Chris inquired about the landscaping and offered the town some landscaping in exchange for a sign. All the people Chris talked to were in favor of the idea, but the town did not own the land or have rights to landscape it. Chris was directed to talk to Mass Highway officials. Through many years of meetings, paperwork, plans, Chris hit too many obstacles to get the clearance he needed. Finally, Mass Hwy was re-organized into the Department of Transportation. State Representative Jim Cantwell offered to get the ball rolling. Rep. Cantwell was able to set up meetings with the new leadership at the DOT and was able to get approval for the town to adopt the inside of the roundabout. Al Bangert, head of Scituate DPW, was also instrumental in this process and was able to offer Chris the ability to adopt the site from the town. He also offered to have the DPW mow the grass.

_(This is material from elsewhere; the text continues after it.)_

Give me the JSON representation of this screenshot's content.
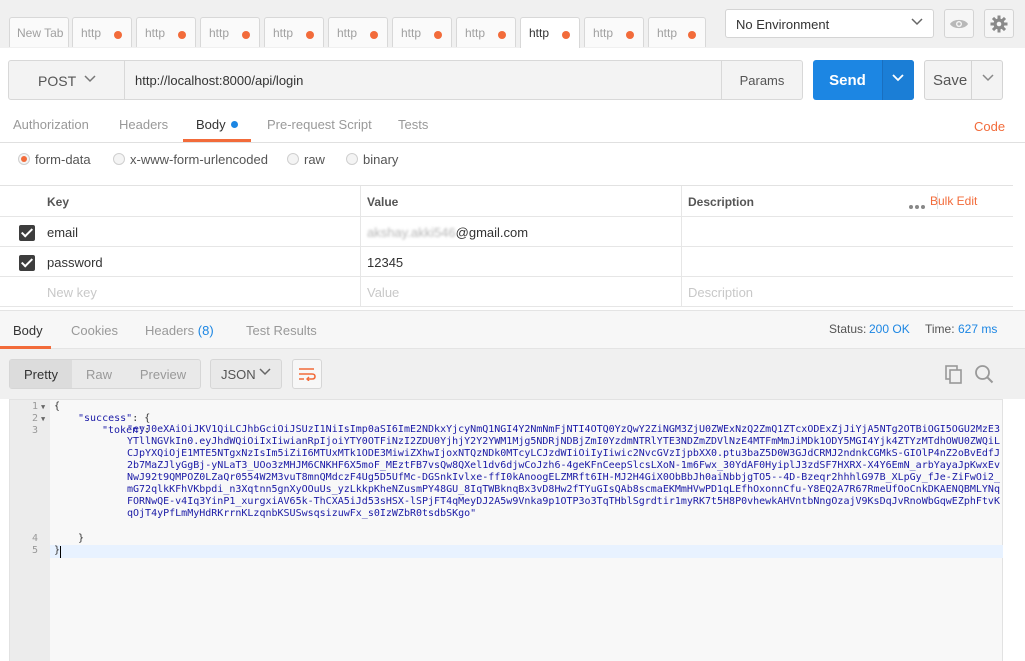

Finally in September 2012, it became official at a town meeting that Kennedy’s can adopt the site. Despite the many rules, regulations, and long approval process, Kennedy’s has agreed to provide the landscaping and maintenance of the plants to the state and town free of charge.
Chris hopes this landscaping will help beautify the very important “gateway” to Scituate. He also hopes the donation will inspire others to want to garden and support local business like Kennedy’s that promote gardening and employ local people. This project expects to be a win-win for local residents, businesses, the town, the state and Kennedy’s. Thank you for your interest and support!
We hope to update you on our progress!
Links to stories about this project in the local media:
Wicked local story from September 6, 2012
Boston.com story from September 6, 2012